California Courts Have Found Two Statutes Requiring Diversity in the Makeup of Public Company Boards of Directors Unconstitutional
In April, a Los Angeles Superior Court held that Assembly Bill (AB) 979 which required publicly-held corporations headquartered in California to diversify by adding “underrepresented communities” to their board of directors, was unconstitutional. On May 13, 2022, a second Los Angeles Superior Court found Senate Bill (SB) 826, which required gender diversity on the boards of directors of publicly-held corporations, was also unconstitutional.
In the most recent case, Robin Crest, et al. v. Alex Padilla, California taxpayers asked the Court to enjoin the State of California from spending taxpayer funds or using taxpayer-financed resources to enforce SB 826.

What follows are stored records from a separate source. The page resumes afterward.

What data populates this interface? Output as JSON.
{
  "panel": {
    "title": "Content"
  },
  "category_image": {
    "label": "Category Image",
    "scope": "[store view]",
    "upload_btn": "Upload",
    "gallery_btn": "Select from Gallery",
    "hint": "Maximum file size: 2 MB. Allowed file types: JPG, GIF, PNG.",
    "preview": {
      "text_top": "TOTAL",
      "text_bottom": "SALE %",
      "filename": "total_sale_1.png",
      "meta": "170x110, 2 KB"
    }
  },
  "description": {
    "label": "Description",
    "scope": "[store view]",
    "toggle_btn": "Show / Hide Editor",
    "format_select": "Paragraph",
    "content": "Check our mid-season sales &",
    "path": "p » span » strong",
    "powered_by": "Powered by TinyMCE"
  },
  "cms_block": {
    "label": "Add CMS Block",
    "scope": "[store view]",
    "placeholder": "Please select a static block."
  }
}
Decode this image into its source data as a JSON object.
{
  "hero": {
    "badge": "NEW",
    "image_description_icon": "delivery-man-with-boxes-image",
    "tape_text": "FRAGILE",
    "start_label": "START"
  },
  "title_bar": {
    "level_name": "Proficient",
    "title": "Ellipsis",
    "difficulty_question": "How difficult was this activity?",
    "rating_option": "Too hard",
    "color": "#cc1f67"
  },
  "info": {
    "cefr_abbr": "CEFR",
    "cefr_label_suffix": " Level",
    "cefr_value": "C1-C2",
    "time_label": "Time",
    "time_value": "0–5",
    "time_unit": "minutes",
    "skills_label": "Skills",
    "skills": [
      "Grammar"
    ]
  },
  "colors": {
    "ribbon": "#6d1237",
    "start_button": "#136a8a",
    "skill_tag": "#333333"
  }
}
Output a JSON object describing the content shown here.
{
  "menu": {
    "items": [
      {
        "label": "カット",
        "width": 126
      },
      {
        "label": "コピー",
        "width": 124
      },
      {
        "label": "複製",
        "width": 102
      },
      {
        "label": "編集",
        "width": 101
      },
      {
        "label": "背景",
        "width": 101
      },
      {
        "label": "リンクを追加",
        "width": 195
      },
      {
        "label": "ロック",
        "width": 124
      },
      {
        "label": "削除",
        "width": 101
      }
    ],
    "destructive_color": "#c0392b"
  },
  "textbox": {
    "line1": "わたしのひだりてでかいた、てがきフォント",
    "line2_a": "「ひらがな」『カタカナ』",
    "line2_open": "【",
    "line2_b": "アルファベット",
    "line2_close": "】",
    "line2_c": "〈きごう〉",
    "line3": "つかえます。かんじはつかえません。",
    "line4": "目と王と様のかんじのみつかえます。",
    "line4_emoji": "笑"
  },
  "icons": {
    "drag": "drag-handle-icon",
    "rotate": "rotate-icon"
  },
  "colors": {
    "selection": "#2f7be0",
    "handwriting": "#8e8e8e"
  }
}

After a bench trial, Judge Duffy-Lewis issued a 23-page verdict identifying the constitutional flaws of SB 826. The Court found that the plaintiffs demonstrated that SB 826 was presumptively unconstitutional because it affected two or more similarly situated groups, in this case, men and women, in an unequal manner. Once the Court concluded the statute was presumptively unconstitutional the burden shifted to the State to prove the statute was narrowly tailored and necessary to fulfill a compelling state interest. The Court found the State failed to meet its burden.
The State argued that the SB 826 fulfilled several compelling state interests by: (1) eliminating and remedying discrimination in the director selection process; and (2) increasing gender diversity on boards of publicly held corporations to benefit the public and the state economy, and to benefit and protect California taxpayers, public employees, and retirees. The Court disagreed.
The Court concluded that the State Legislature’s goal in passing SB 826 was to achieve gender equity or parity and not to boost the State economy or improve opportunities for California taxpayers, public employees, or retirees. Accordingly, the Court concluded that the Legislature lacked a compelling state interest for passing the statute.
Further, the Court found that the State failed to prove that SB 826’s use of gender-based classifications was necessary to boost the State’s economy or improve opportunities for women in the workplace or protect California taxpayers, public employees, pensions, or retirees.
Finally, the Court found the State did not prove SB 826’s use of gender-based classifications was limited in scope or duration to that which was necessary to remedy specific, unlawful discrimination against women or to restore victims of specific, purposeful, or intentional unlawful discrimination to the position the victims would have held in the absence of discrimination. Accordingly, the Court found the statute was not narrowly tailored.
The Court ruled SB 826 violated the Equal Protection Clause of the California Constitution and as such enjoined enforcement of the statute.
The ruling means that the State is precluded from enforcing SB 826 at this time. It is unclear whether the State will appeal the Superior Court’s ruling. However, if it does so, the injunction against the State using taxpayer funds may remain in place until a further ruling.